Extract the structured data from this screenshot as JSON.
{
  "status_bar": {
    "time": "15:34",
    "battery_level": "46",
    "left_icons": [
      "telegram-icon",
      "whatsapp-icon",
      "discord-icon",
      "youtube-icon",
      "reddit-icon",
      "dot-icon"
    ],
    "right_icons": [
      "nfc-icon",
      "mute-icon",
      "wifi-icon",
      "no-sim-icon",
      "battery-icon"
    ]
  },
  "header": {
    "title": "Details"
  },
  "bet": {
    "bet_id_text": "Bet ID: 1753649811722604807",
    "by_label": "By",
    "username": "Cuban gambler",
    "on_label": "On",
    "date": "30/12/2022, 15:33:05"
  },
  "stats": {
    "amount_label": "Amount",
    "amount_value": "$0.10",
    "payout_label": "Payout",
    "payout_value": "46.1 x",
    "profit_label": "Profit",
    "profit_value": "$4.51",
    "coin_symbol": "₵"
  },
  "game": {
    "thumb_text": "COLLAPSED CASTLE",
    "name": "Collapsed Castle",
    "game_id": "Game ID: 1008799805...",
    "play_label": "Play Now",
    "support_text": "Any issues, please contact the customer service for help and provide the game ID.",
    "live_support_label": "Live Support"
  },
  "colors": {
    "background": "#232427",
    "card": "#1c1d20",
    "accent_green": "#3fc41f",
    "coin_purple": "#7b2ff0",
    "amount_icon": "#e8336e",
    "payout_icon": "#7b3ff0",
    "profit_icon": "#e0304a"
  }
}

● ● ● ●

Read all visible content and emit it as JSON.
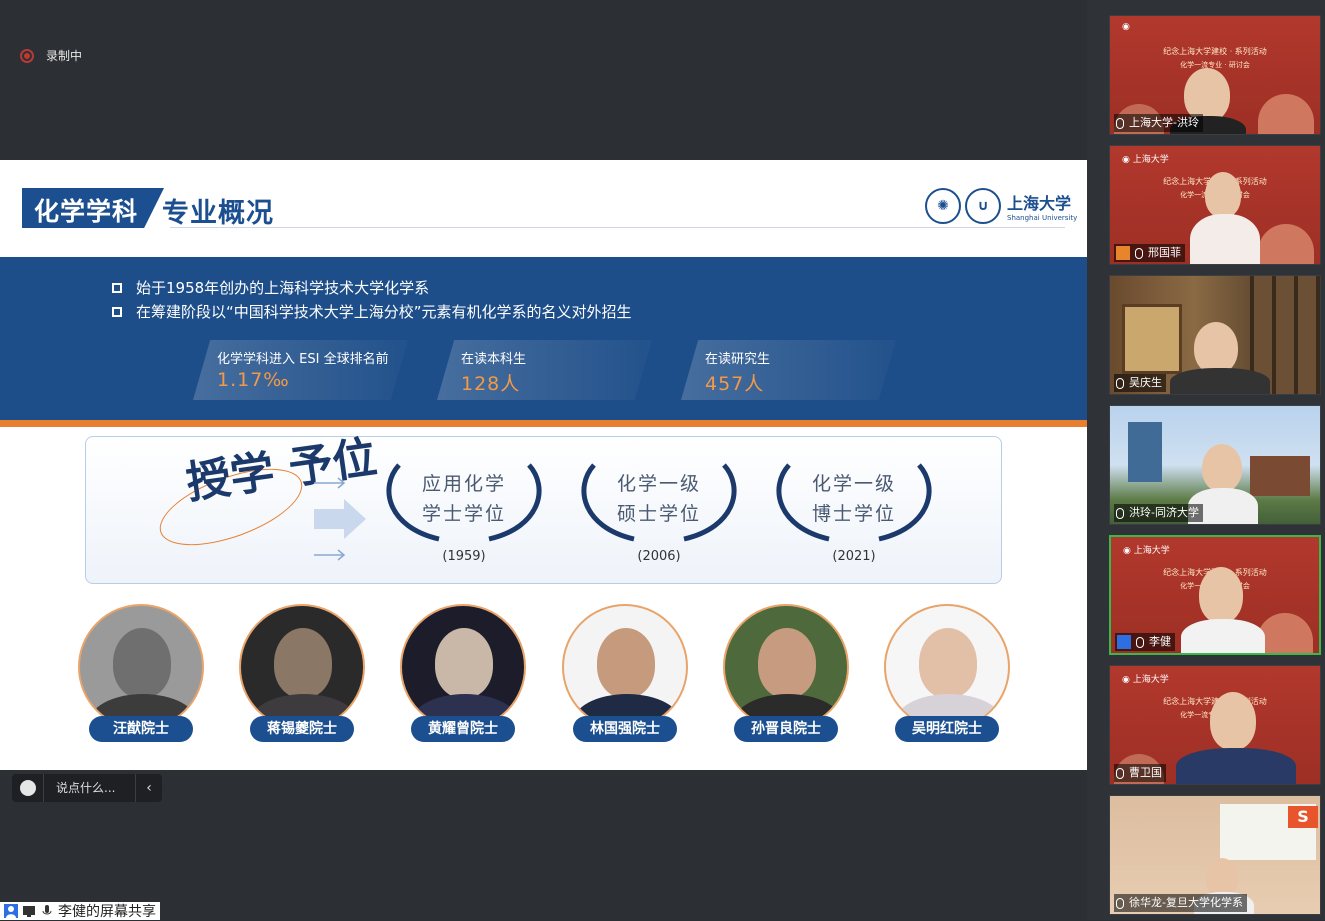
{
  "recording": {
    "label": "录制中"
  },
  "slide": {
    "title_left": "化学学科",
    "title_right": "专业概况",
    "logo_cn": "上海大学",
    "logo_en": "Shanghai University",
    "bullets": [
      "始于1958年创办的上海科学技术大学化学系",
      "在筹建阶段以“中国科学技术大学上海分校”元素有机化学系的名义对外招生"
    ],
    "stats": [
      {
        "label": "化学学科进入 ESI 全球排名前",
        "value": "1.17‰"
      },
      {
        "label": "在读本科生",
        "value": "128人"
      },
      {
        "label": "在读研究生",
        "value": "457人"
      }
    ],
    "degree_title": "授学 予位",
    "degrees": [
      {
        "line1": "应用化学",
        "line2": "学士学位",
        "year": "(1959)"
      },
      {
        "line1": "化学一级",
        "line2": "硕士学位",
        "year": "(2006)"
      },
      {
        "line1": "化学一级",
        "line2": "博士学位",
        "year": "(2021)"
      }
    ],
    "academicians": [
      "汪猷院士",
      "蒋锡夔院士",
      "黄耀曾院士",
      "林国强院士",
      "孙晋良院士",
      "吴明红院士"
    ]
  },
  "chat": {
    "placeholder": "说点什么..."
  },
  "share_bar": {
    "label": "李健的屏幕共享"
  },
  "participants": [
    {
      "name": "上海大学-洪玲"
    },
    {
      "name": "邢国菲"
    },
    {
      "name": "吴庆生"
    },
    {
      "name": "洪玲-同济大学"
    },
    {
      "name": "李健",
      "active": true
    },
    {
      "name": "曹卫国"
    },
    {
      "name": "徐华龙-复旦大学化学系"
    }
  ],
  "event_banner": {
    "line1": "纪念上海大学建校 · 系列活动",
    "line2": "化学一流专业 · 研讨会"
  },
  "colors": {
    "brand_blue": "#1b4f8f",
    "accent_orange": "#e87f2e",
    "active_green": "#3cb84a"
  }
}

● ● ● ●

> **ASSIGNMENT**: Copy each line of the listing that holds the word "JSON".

> **RESULT FOR THIS EXERCISE**:
Extract the structured data from this screenshot as JSON.
Read all visible content and emit it as JSON.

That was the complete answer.